It's no problem
Linux can read MicrosoftWindows Partitions just fine, you just need to Mount them onto the FileSystem.
You might not need to do anything
Most likely, your Windows partiton was probably configured for access when you installed Linux – try looking in the /mnt/ directory using your FileManager and see if there is a directory called windows or similar. If so, then simply clicking on it should show the contents of your C drive. If it looks empty, try issuing mount /mnt/windows on a root Shell.
If that doesn't help either, you need to configure a few things.
So it wasn't automatically set up?
First, you will have to make a "mount point", that is, a directory which the Partition will be mounted onto. Do this as root: mkdir /mnt/windows
Next, you need two pieces of information:

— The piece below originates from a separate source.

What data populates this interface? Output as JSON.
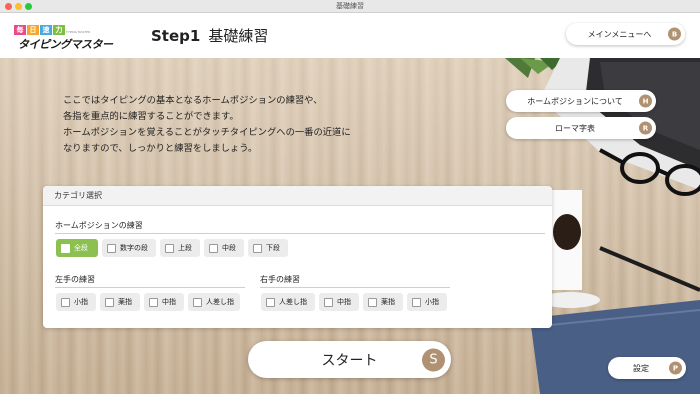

- The device name for the Windows Partition. This is usually /dev/hda1, but if you have multiple Windows partitions, multiple HardDisks or an otherwise out-of-the-ordinary setup, it may be something else. We'll assume /dev/hda1 here, but if yours is different, then substitute it accordingly.
- MicrosoftWindows Partitions come in two flavours: FAT, a crummy old format, and NTFS, a more modern format. You need to know which one you have. Windows 9x/ME can only work with FAT partitions, but Windows 2000 and XP can do both – they default to NTFS, though, so that's probably what you have.
To mount an NTFS partition, you use mount -t ntfs /dev/hda1 /mnt/windows; to mount a FAT partition, you use mount -t vfat /dev/hda1 /mnt/windows.
Making it permanent
You successfully mounted your Windows partition? Great. But you'll have to issue the mount(8) command again the next time you boot the machine. If you want it mounted automatically, you can translate the command to a line in your /etc/fstab configuration like this:
/dev/hda1 /mnt/windows vfat auto
You may be required to specify the user ID (UID) in /etc/fstab to get it to work with a non-root user:
/dev/hda1 /mnt/windows vfat auto,uid=502
The "user" option allows the user to Mount and unmount, the "uid" option says which user can access files on that FileSystem. To get the UID for user joebob, issue id -u joebob.
FedoraCore doesn't have NTFS drivers built into the kernel, so you can't read Windows 2000/XP drives with it. You can however install pre-compiled NTFS kernel RPMS for Fedora to make it work.